Lithuanians of Puńsk: “Living in Lithuania, you forget freedom’s price”

Lithuanians of Puńsk: “Living in Lithuania, you forget freedom’s price”
Punsko lietuviai
Puńsk local Petras Krekauskas

After the conference on the first day of expedition “Baltosandia 2016”, participants left for Poland, where they met local Lithuanians, and on the 1st of August held the second confenrece in the University of Gdańsk.

Homeland more precious to Lithuanians abroad?

One of the main goals of the first expedition and the whole trek across the world “Mission Lithuania 100” is to disseminate the idea of Lithuania of the World. “It is very important to meet Lithuanians living abroad, hear how they want to strengthen their connections with Lithuania, share idea about our country’s and nation’s future.” – said trek leader Gintautas Babravičius.

Staying at a rural tourism homestead in Puńsk, a Polish village on the border with Lithuania, expedition participants had such an opportunity for the first time. The homestead owner, Petras Krekauskas, is an exceptional personality. In his ecological farm he fosters Lithuanian culinary heritage traditions. The farm homestead itself leaves no questions about nationality – Lithuanian works of art, music – every corner of the home shows how important the homeland is to the owner.

“Lithuanians living here take part in folk dancing and singing groups, we celebrate traditional holidays together, and follow all news coming out of Lithuania. It seems that we live very close to the border, but we feel that the land is not our own.” Petras tells us. When asked how he retains the Lithuanian spirit while living in Poland, the homestead owner says that love for the homeland is the most important.

“Living in Lithuania you may not feel how important freedom is, to be possible to speak in your own language everywhere. My grandmother, though half Polish, imprinted me with such love for Lithuania that, even though I never lived there, I love and cherish my homeland – Lithuania.” Petras told the expedition participants.

Looking for footprints of distinguished Lithuanians

In the Wolf’s Den
In the Wolf’s Den

Expedition participants earnestly follow the words of legendary Lithuanian traveller Matas Šalčius “To Lithuania about the world, and to the world about Lithuania”.
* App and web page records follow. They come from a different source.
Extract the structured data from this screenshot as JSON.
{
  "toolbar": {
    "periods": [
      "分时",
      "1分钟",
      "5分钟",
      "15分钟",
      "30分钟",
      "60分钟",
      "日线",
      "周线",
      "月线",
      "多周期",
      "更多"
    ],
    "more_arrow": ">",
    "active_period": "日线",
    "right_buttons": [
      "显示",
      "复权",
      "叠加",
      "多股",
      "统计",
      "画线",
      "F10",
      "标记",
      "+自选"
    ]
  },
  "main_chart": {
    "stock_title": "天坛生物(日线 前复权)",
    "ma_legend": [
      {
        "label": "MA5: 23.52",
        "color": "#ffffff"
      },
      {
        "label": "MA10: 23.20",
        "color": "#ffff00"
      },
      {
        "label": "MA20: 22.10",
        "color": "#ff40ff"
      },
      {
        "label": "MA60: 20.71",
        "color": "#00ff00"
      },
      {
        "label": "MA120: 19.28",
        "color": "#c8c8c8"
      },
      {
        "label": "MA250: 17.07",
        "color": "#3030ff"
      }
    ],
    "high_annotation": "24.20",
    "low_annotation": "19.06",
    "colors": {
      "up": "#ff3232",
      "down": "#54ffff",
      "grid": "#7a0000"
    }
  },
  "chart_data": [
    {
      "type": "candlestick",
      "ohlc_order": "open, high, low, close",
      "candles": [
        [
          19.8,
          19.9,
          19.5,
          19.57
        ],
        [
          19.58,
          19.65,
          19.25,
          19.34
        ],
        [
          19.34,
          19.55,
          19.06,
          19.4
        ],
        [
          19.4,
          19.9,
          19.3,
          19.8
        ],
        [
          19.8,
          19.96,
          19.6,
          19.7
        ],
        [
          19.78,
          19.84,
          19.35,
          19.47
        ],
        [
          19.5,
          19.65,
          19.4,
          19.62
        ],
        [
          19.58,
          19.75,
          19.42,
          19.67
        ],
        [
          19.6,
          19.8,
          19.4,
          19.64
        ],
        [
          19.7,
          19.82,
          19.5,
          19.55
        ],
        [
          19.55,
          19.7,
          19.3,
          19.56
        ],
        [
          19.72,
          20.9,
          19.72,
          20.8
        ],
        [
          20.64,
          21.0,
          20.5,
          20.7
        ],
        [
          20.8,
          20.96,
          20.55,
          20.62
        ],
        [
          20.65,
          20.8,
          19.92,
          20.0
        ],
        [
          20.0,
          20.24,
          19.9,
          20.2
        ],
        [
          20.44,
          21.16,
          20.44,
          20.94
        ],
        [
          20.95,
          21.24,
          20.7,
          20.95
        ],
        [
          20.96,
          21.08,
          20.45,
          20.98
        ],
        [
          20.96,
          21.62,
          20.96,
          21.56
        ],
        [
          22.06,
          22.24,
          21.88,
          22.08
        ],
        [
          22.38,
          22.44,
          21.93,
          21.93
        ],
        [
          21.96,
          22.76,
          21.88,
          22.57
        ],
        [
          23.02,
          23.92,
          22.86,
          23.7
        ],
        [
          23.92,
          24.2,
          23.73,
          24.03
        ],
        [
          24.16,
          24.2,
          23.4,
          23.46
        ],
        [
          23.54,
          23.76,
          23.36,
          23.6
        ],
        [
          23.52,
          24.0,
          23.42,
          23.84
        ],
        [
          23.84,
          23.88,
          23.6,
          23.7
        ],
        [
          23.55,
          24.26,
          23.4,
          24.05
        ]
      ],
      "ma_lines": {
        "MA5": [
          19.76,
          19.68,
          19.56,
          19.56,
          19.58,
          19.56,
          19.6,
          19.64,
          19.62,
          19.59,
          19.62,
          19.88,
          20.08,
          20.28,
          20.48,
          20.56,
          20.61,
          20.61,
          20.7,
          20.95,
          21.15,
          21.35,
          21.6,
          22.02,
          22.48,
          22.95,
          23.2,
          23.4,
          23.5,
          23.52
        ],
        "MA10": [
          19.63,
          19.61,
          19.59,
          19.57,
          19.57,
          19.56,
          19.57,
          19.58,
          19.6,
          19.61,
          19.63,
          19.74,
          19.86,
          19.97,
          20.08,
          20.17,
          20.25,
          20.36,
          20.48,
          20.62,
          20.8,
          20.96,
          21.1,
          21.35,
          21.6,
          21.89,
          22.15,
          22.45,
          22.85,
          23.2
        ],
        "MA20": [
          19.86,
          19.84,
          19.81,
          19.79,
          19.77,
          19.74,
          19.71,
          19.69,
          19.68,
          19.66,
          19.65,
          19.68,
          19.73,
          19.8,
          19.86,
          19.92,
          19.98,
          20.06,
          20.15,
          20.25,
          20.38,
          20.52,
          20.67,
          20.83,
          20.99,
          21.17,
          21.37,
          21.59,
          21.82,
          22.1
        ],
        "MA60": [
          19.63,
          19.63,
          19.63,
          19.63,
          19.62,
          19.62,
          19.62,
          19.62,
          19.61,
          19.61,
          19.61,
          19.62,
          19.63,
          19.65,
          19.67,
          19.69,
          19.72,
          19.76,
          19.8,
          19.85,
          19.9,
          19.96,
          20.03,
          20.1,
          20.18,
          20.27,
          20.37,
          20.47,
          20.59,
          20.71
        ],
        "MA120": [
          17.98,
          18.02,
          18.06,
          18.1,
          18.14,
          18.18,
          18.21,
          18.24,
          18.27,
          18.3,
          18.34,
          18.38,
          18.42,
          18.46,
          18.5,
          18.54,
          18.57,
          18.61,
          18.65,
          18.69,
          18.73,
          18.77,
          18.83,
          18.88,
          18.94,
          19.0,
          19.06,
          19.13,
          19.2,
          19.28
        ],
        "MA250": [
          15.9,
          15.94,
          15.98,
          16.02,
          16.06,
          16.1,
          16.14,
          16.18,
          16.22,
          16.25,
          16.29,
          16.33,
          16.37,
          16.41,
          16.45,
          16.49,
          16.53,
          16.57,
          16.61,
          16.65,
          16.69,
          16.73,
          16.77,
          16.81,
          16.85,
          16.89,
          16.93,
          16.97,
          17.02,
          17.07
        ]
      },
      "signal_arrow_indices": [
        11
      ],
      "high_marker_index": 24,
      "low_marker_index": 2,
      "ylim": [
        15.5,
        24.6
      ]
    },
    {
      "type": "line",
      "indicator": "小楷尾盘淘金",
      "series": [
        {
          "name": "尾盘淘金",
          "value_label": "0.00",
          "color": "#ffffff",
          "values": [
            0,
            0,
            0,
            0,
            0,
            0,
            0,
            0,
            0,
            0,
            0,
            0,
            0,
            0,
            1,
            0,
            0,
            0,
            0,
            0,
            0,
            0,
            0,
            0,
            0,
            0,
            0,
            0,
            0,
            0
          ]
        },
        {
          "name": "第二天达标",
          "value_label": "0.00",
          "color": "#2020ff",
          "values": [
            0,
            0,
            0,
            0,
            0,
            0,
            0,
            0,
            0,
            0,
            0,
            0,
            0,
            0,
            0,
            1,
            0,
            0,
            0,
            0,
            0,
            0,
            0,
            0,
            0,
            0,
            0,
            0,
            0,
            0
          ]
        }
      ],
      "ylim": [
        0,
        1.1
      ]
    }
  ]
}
“While traveling, naturally, we will be visiting some tourist destinations. It would be odd to, for example, to skip Machu Picchu while driving across Peru. The same applies in neighbouring Poland. We cannot skip the harsh facts of history, so we visited a remnant of World War II, responsible for families torn apart and destroyed cultural heritage, a bunker complex dubbed “the Wolf’s Den”, where Adolf Hitler himself had hidden out.

We also visited Malbork Castle, where the Lithuanian duke Kęstutis had been imprisoned. Places important to Lithuania and the world tell our history, from which we can and should learn. Therefore during the grand trek across the world “Mission Lithuania 100” we will gather a so called “Lithuanian gene fund”. Lithuanians have left their footprints across the world, no fewer than other nations. We will be looking for talented artists’, scientists’ or politicians’ footprints and will endeavour to raise the self-worth of every Lithuanian, who believes that he is a representative of but a small nation. Small – yes, but the people in Lithuania have been big at all time, and we want to prove it.” – says trek leader Gintautas.
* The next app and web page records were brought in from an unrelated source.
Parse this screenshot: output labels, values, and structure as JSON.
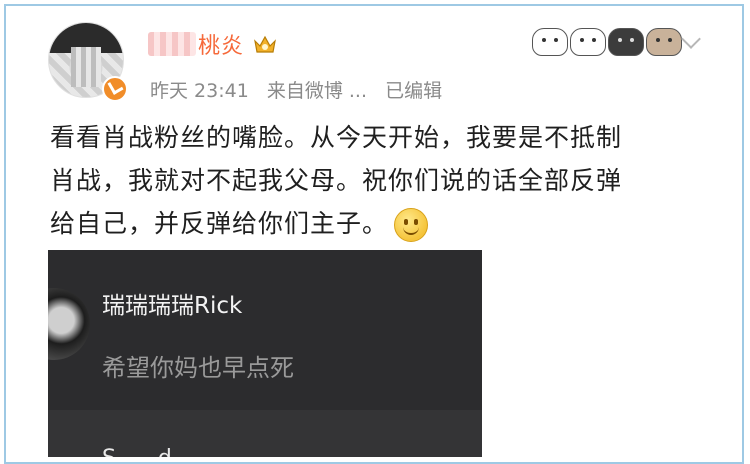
{
  "post": {
    "author_visible": "桃炎",
    "timestamp": "昨天 23:41",
    "source": "来自微博 ...",
    "edited": "已编辑",
    "lines": [
      "看看肖战粉丝的嘴脸。从今天开始，我要是不抵制",
      "肖战，我就对不起我父母。祝你们说的话全部反弹",
      "给自己，并反弹给你们主子。"
    ]
  },
  "embedded_comment": {
    "name": "瑞瑞瑞瑞Rick",
    "text": "希望你妈也早点死",
    "next_name_partial": "S......d......"
  },
  "icons": {
    "verified": "verified-badge-icon",
    "crown": "crown-icon",
    "emoji": "smile-emoji-icon",
    "chevron": "chevron-down-icon"
  },
  "colors": {
    "frame": "#9ec9e4",
    "username": "#f6693a",
    "meta": "#8a8a8a",
    "comment_bg": "#2c2c2e"
  }
}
Lithuania of the World idea is close to other nations too

Ieva Kieraite—Aleksandrova - Malbork Castle
Ieva Kieraitė-Aleksandrova in Malbork Castle

The conference at University of Gdańsk was the first international one along “Baltoscandia 2016” route. During his talk, prof. Jan A. Wendt of Oceanography and geography faculty, introduced the rich history of Gdańsk and stressed that the footprints of creators of Poland and other distinguished personalities are spread not only across the Baltics and Scandinavia, but the rest of the world as well:

“The idea of Lithuania of the World is close to us as well – large waves of emigration have scattered the Polish people across the whole of the world. We believe you are right in saying that at this time cooperation of citizens living abroad and in their homeland is one of the most important objectives.”

Recalling unduly forgotten historical facts

Božena Kisiel, director of Vilnius and Vilnija Lovers’ Society Pomenarija chapter, believes it is essential to strengthen cultural cooperation between Lithuania and Poland: “30% of emigrants from Vilnius and Vilnija region, other regions of the former Grand Duchy of Lithuania, live in Gdańsk or near it. Our roots and culture are intertwined, we cannot forget that.”

Expedition leader Gintautas Babravičius agreed that one of the mission goals is to mark communities and events related to Lithuania, and presenting them to the public. “Mission Lithuania 100” objective is to draw attention to facts that we have unduly forgotten and to urge to explore them.